How Much is Madero 500 Coin Worth? (Value, Info, Storing)

Last Updated on August 20, 2022

Do you have a 500 Madero coin? Does your piece feature the characteristic eagle with a snake in its mouth and the reverse shows a bust of Francisco Madero? 

Then you might be holding a 1988 Mexico 500 pesos. Keep reading to find out more about this coin and its value.


How much is a 500 Madero coin worth?

The 1988 500 Madero coin is selling for about $2 for uncirculated coins. Circulated pieces on the other hand are only worth face value.

Is the 500 peso coin still in circulation?

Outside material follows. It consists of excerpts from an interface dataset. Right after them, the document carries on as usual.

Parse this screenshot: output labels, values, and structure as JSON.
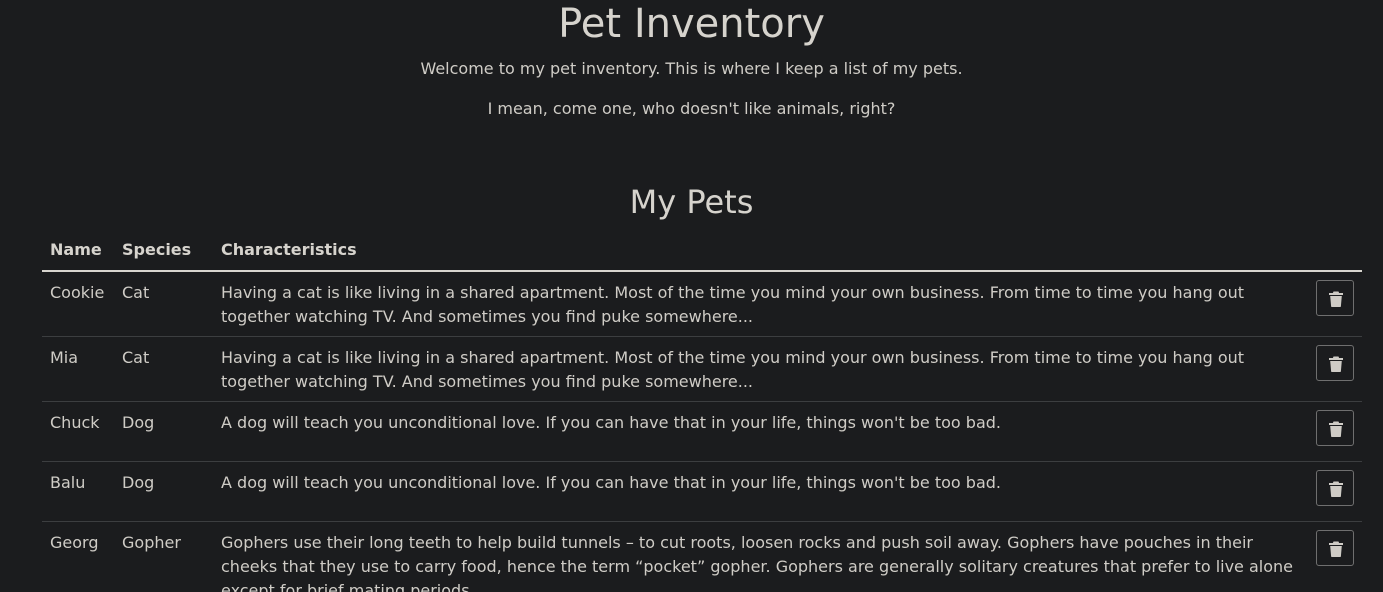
{
  "header": {
    "title": "Pet Inventory",
    "intro_1": "Welcome to my pet inventory. This is where I keep a list of my pets.",
    "intro_2": "I mean, come one, who doesn't like animals, right?"
  },
  "section": {
    "title": "My Pets"
  },
  "table": {
    "columns": [
      "Name",
      "Species",
      "Characteristics"
    ],
    "rows": [
      {
        "name": "Cookie",
        "species": "Cat",
        "characteristics": "Having a cat is like living in a shared apartment. Most of the time you mind your own business. From time to time you hang out together watching TV. And sometimes you find puke somewhere..."
      },
      {
        "name": "Mia",
        "species": "Cat",
        "characteristics": "Having a cat is like living in a shared apartment. Most of the time you mind your own business. From time to time you hang out together watching TV. And sometimes you find puke somewhere..."
      },
      {
        "name": "Chuck",
        "species": "Dog",
        "characteristics": "A dog will teach you unconditional love. If you can have that in your life, things won't be too bad."
      },
      {
        "name": "Balu",
        "species": "Dog",
        "characteristics": "A dog will teach you unconditional love. If you can have that in your life, things won't be too bad."
      },
      {
        "name": "Georg",
        "species": "Gopher",
        "characteristics": "Gophers use their long teeth to help build tunnels – to cut roots, loosen rocks and push soil away. Gophers have pouches in their cheeks that they use to carry food, hence the term “pocket” gopher. Gophers are generally solitary creatures that prefer to live alone except for brief mating periods."
      }
    ],
    "row_action_icon": "trash-icon"
  },
  "colors": {
    "background": "#1b1c1e",
    "text": "#cfccc6",
    "header_rule": "#d8d5cf",
    "row_rule": "#3c3e40",
    "button_border": "#6f6f6f"
  }
}
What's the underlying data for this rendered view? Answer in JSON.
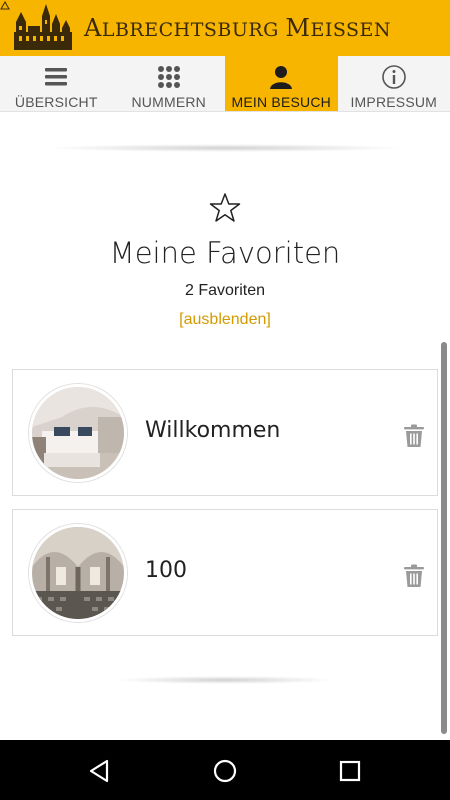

500 peso coins Dating back to the late 1980s are no longer in circulation, as Mexico no longer produces a 500 peso coin on the said dates. 

What are the technical specifications of the 500 Madero coin?

The 500 Madero coins struck in 1986 and 1992 are made of copper-nickel. The reverse side of the coin shows a bust of Francisco Madero who is a writer, revolutionary, and 33rd president of Mexico and you can see the Mexico City mint mark is to the right side of the coin.

The obverse side of the coin shows the characteristic of an eagle with a snake in its mouth, the legend ESTADOS UNIDOS MEXICANOS (United States of Mexico).

The government of Mexico removed 3 zeros in 1992, which meant that the Francisco Madero 500 pesos translated to a new 50 centavos. These coins are still legal tender. It can be spent as a current 50 centavos or about US 5 cents.

What is the best way to protect coins?

Rare coins, coins made from gold or if coins have some type of historical significance are most sought after by coin collectors. An experienced coin collector knows that a coin is valuable if they are in good condition and well preserved. Hence, it’s beneficial to know how to store and care for your coins.

Coin Albums

This is a sophisticated option to store a coin collection. Coin albums have multiple pages that contain holes where you can place your precious coins. But remember, be careful when removing coins from the album as the mylar slide can leave a mark or scratch if the coin slides against it.


The bedroom or a den is usually the safest place to keep your collectible coins. This place tends to have a comfortable temperature and humidity level which provide safety for your coin. Avoid storing coins in areas that easily accumulate heat like the kitchen.

Home or Office Safe

This is a good area where you can store your coins. However, vaults are constructed with materials that emit water vapor so over time the moisture in the vault can possibly leak out and make the vault humid. 

So if you are planning to store your old coins in a safe,  better put a silica gel pack in the safe to absorb moisture.

Safe Deposit Box

While it can be quite expensive, a safe deposit box at the bank is the safest storage option for your coin collection.

Metal Cabinet

Cabinets made of wood contain coatings and adhesives that can damage your coins. For this reason, it is safe to opt for a metal cabinet. Nevertheless, metal can attract moisture so make sure to put your metal cabinet in a place within your home with a low moisture level. 

Jackie Palmer is a Houston-based coin journalist and fashion enthusiast. She joined Jewels Advisor’s content team after years of experience as a content strategist, managing blogs and social channels for local stores. Jackie mostly collects and studies US coins produced during the 20th century and over the years, published hundreds of articles for multiple coin publications.